According to their findings, there were no consistent differences between amputation rates from Invokana and other SGLT2 drugs.
Jannsen officials heralded the findings in a press release issued the same day as the study was published.
“OBSERVE-4D depicts how Invokana and other SGLT2is are being used by people with type 2 diabetes, including in those with established CV disease, in the real world,” Dr. John Buse, Chief of the University of North Carolina Chapel Hill’s Division of Endocrinology and Director of the Diabetes Center, said in the press release. Buse was also a researcher on the study and has worked as a paid Janssen consultant. “The overall benefit-risk profile of SGLT2is is positive, and physicians should feel comfortable and confident in prescribing the class to their appropriate patients.”
This latest study is the second that Janssen researchers have released within the last year attempting to combat the perception that Invokana carries an increased risk of lower limb amputations. In an earlier study published in September 2017, in the same publication, researchers associated with the drug maker came to the same conclusions. However, the findings of Invokana’s manufacturers appear to contradict those of independent researchers and federal investigators.
The amputation concerns are just one of a number of health risks linked to Invokana, which have resulted in a growing body of litigation over the diabetes drug.
Johnson & Johnson and Janssen face several thousand Invokana lawsuits, which allege that users and the medical community were not provided adequate warnings at the time the drug was first introduced. Since that time, based on post-marketing adverse event reports, federal regulators have required the drug maker to make several warning updates in recent years.

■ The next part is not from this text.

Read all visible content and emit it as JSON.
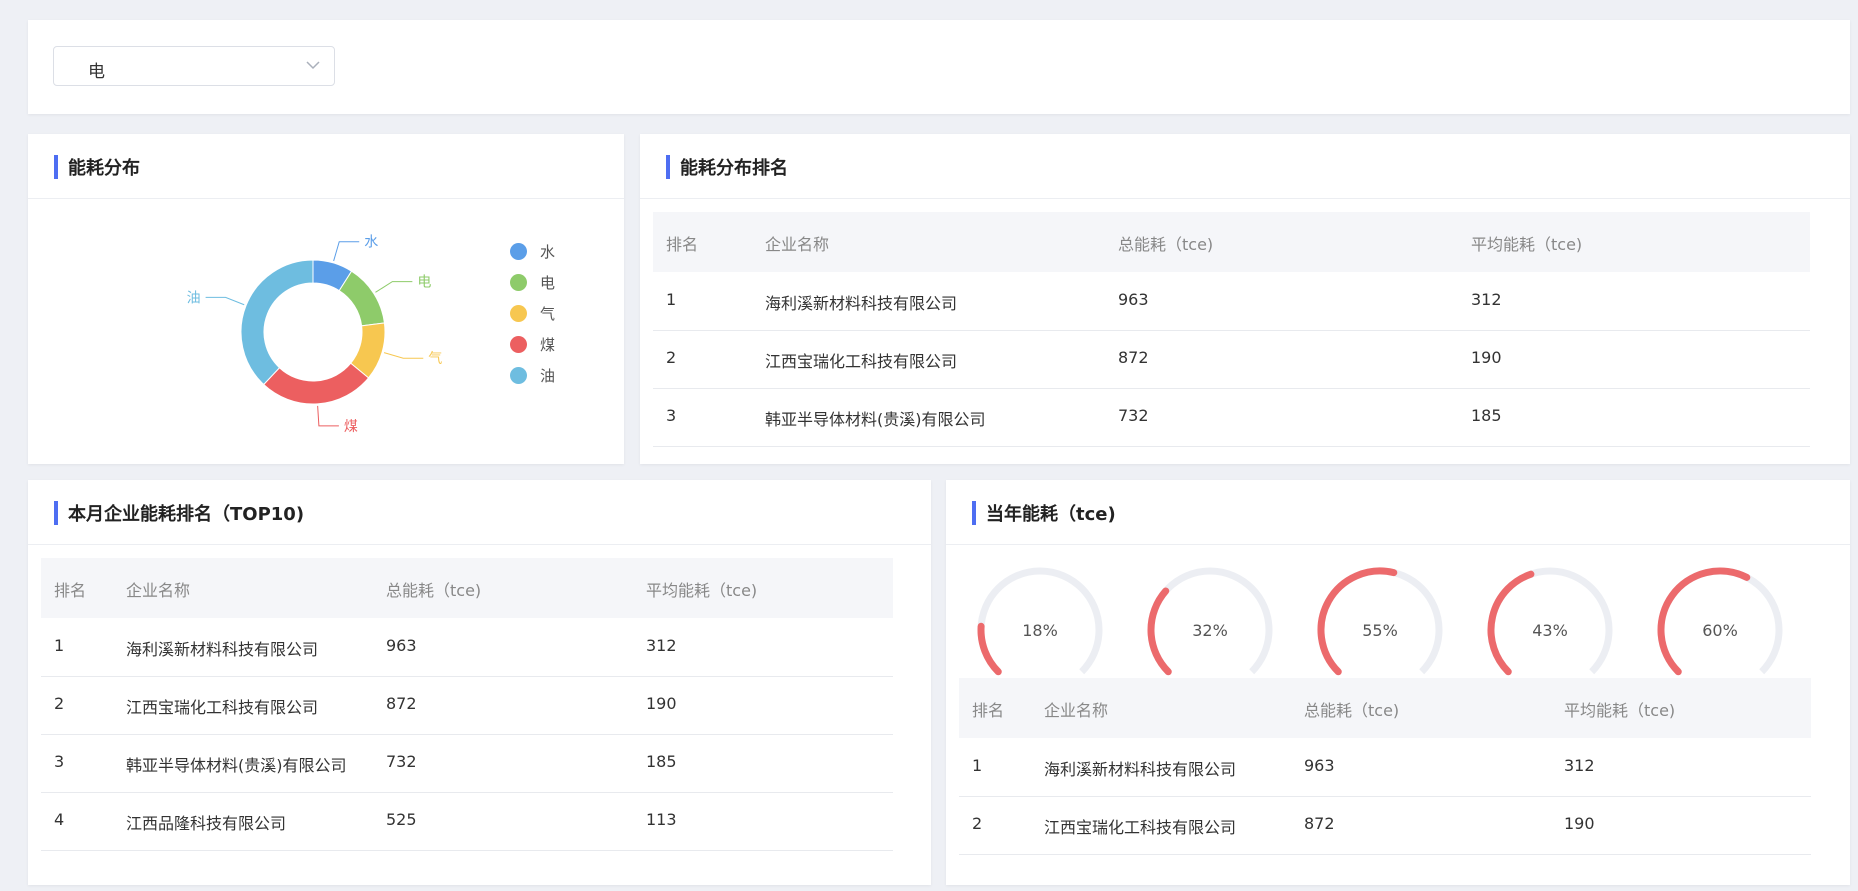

In December 2015, the FDA required Johnson & Johnson to add new diabetic ketoacidosis warnings to Invokana, indicating that the medication increases the risk of this serious condition, which typically results in the need for emergency treatment to avoid life-threatening injury. Prior to the update, the Invokana warnings failed to alert consumers about the importance of seeking immediate medical attention if they experience symptoms like abdominal pain, fatigue, nausea, respiratory problems or vomiting.
In June 2016, the FDA required additional label warnings about the link between Invokana and kidney risks, indicating that the medication may increase the risk of acute kidney injury and other severe health problems.

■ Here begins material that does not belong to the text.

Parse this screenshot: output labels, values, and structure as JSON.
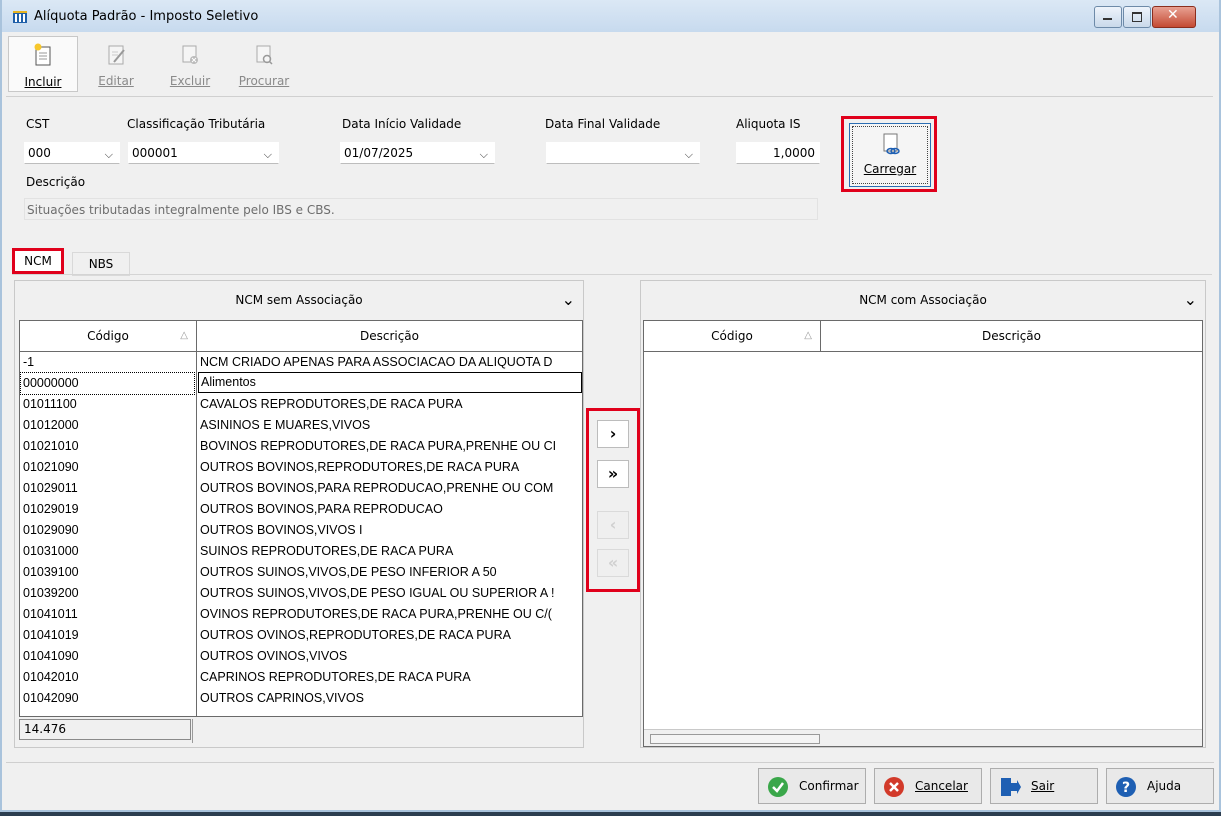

Given similar questions of fact and law raised in complaints filed throughout the federal court system, the Invokana litigation has been centralized before U.S. District Judge Brian Martinotti in the District of New York for coordinated discovery and pretrial proceedings.
Known as a federal MDL, or multidistrict litigation, it is expected that Judge Martinotti will schedule a series of early “bellwether” trials involving each of the injury categories over the next few years. While the outcomes of these early trials are not binding on other plaintiffs, they are designed to help the parties gauge the strengths of their evidence and facilitate potential Invokana settlements, without the need for hundreds of individual trials to be scheduled in U.S. District Courts nationwide.